═══ INFORMATION SUPPLIED
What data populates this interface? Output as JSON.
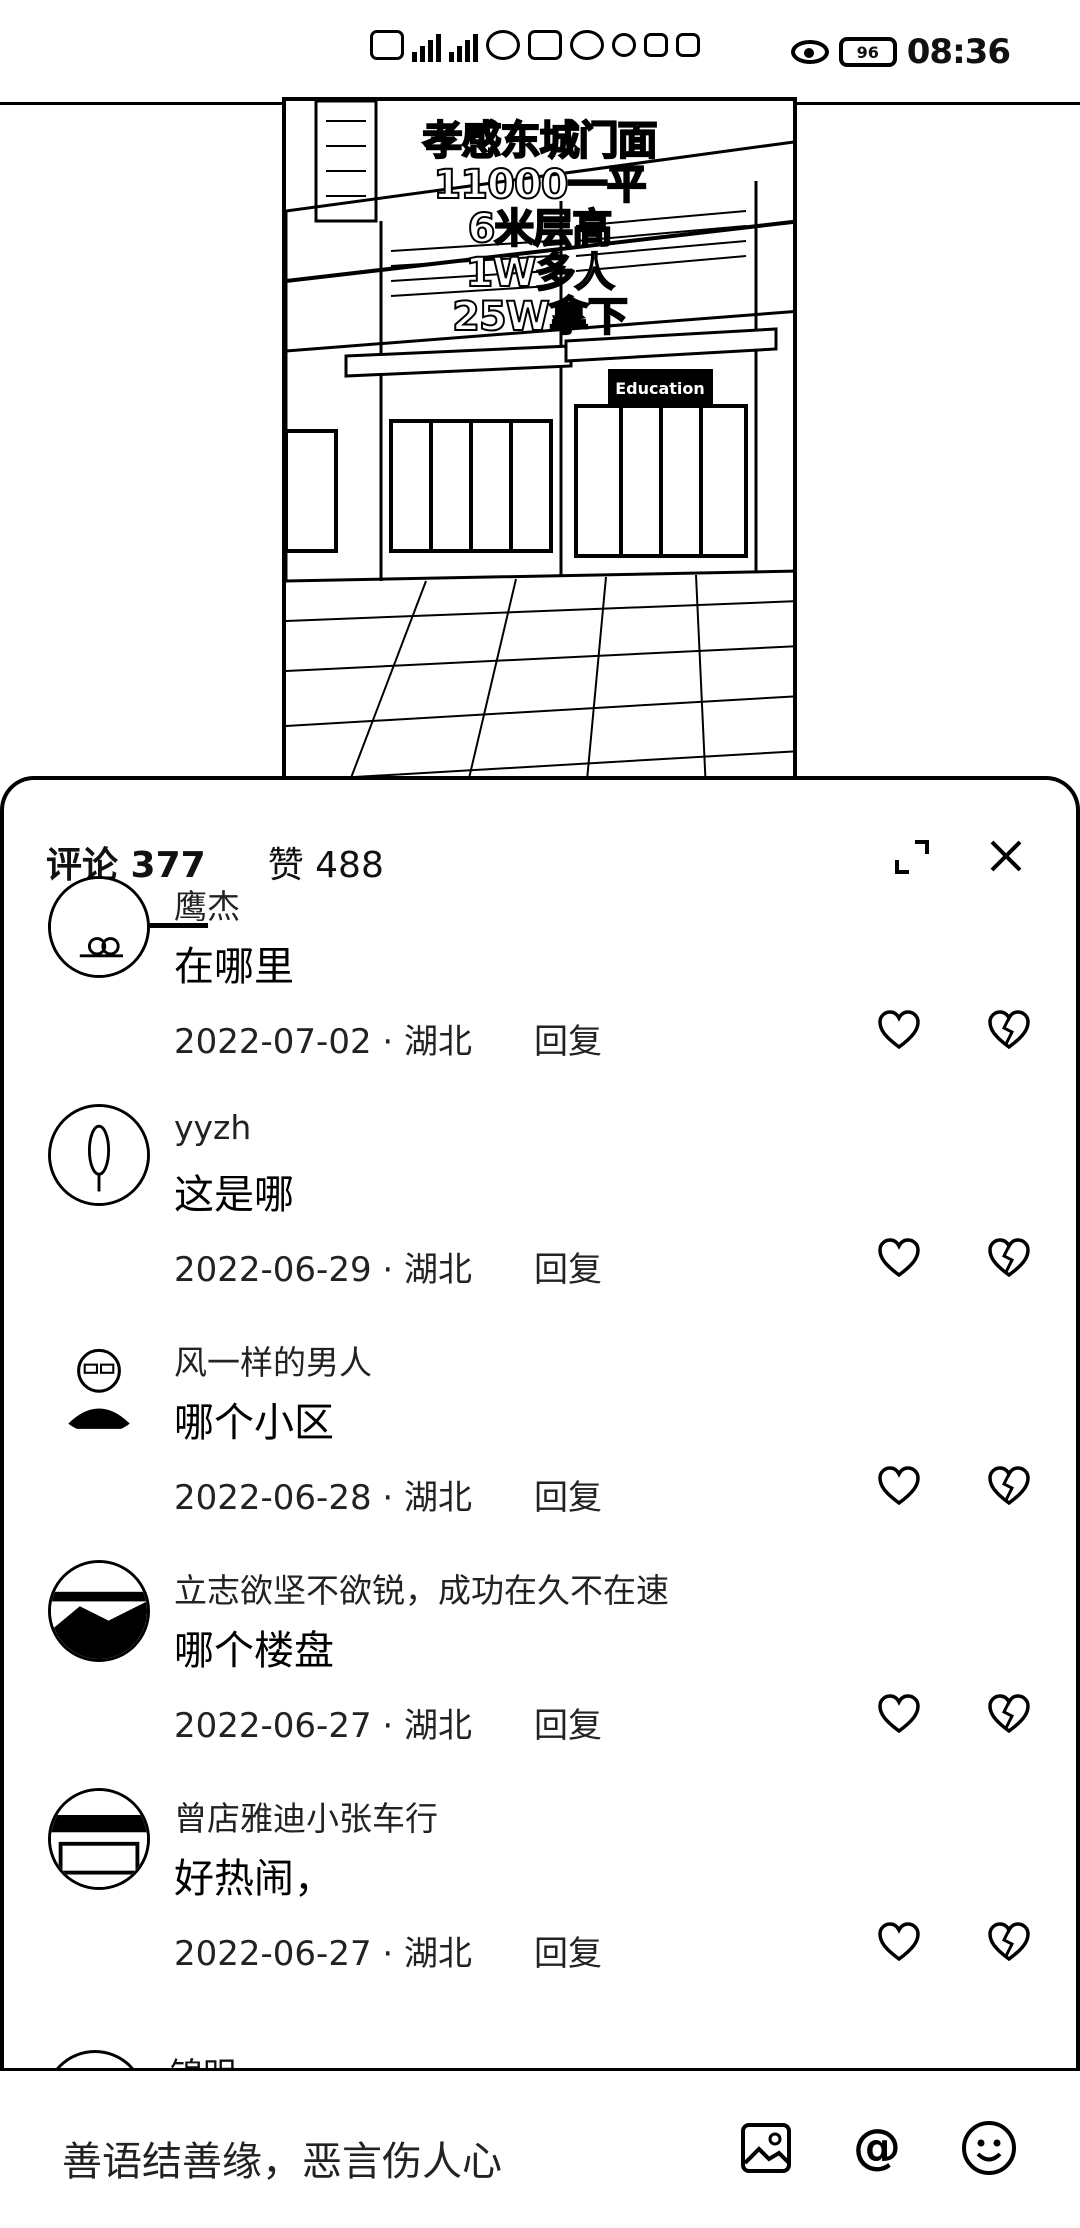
{
  "status_bar": {
    "time": "08:36",
    "battery": "96"
  },
  "video": {
    "caption_lines": [
      "孝感东城门面",
      "11000一平",
      "6米层高",
      "1W多人",
      "25W拿下"
    ],
    "sign_text": "Education"
  },
  "sheet": {
    "comments_tab": "评论 377",
    "likes_tab": "赞 488"
  },
  "comments": [
    {
      "user": "鹰杰",
      "text": "在哪里",
      "meta": "2022-07-02 · 湖北",
      "reply": "回复"
    },
    {
      "user": "yyzh",
      "text": "这是哪",
      "meta": "2022-06-29 · 湖北",
      "reply": "回复"
    },
    {
      "user": "风一样的男人",
      "text": "哪个小区",
      "meta": "2022-06-28 · 湖北",
      "reply": "回复"
    },
    {
      "user": "立志欲坚不欲锐，成功在久不在速",
      "text": "哪个楼盘",
      "meta": "2022-06-27 · 湖北",
      "reply": "回复"
    },
    {
      "user": "曾店雅迪小张车行",
      "text": "好热闹，",
      "meta": "2022-06-27 · 湖北",
      "reply": "回复"
    }
  ],
  "partial_next_user": "锦明",
  "input": {
    "placeholder": "善语结善缘，恶言伤人心"
  }
}
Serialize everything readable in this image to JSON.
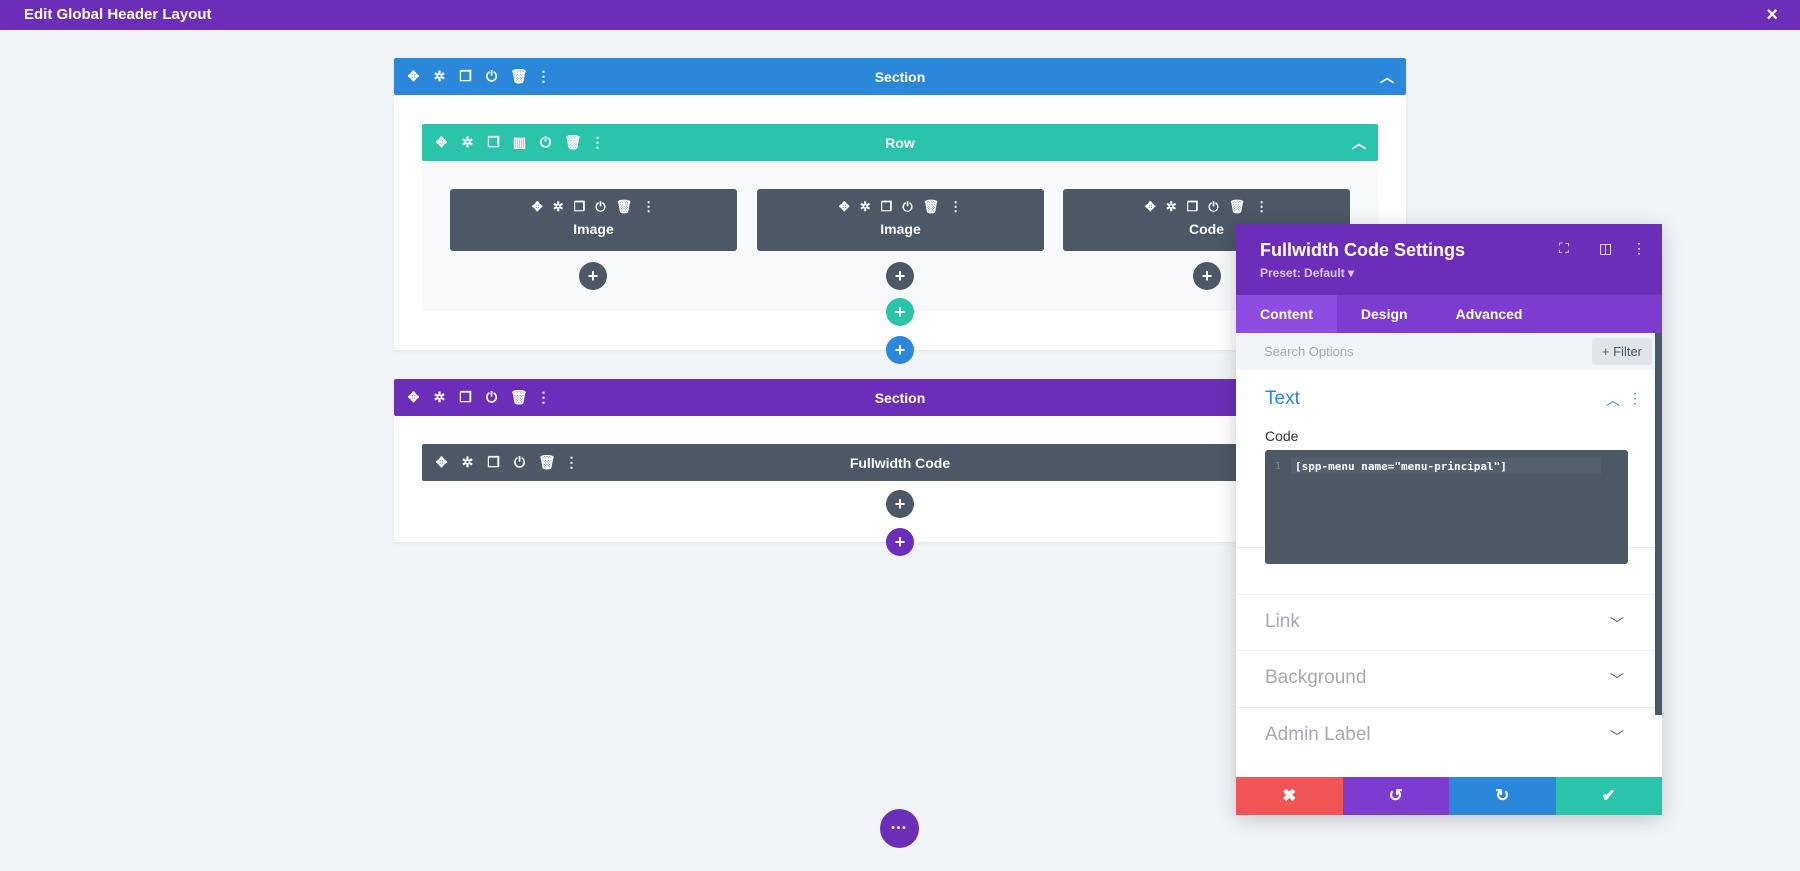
{
  "window": {
    "title": "Edit Global Header Layout",
    "close_icon": "×"
  },
  "toolbar_icons": {
    "move": "✥",
    "settings": "✲",
    "duplicate": "❐",
    "columns": "▥",
    "power": "⏻",
    "trash": "🗑",
    "more": "⋮"
  },
  "section1": {
    "label": "Section",
    "color": "#2b87da"
  },
  "row": {
    "label": "Row",
    "color": "#29c4a9"
  },
  "modules": [
    {
      "label": "Image"
    },
    {
      "label": "Image"
    },
    {
      "label": "Code"
    }
  ],
  "section2": {
    "label": "Section",
    "color": "#6c2eb9"
  },
  "fullwidth_module": {
    "label": "Fullwidth Code"
  },
  "plus": "+",
  "more_dots": "•••",
  "panel": {
    "title": "Fullwidth Code Settings",
    "preset": "Preset: Default ▾",
    "tabs": [
      "Content",
      "Design",
      "Advanced"
    ],
    "active_tab": "Content",
    "search_placeholder": "Search Options",
    "filter_label": "+ Filter",
    "text_section": {
      "title": "Text",
      "code_label": "Code",
      "line_number": "1",
      "code": "[spp-menu name=\"menu-principal\"]"
    },
    "collapsed_sections": [
      "Link",
      "Background",
      "Admin Label"
    ],
    "footer": {
      "cancel": "✖",
      "undo": "↺",
      "redo": "↻",
      "save": "✔"
    },
    "footer_colors": [
      "#ef5555",
      "#7e3bd0",
      "#2b87da",
      "#29c4a9"
    ]
  }
}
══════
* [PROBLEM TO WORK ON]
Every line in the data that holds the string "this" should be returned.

* [REPLY]
What data populates this interface? Output as JSON.
Serialize everything readable in this image to JSON.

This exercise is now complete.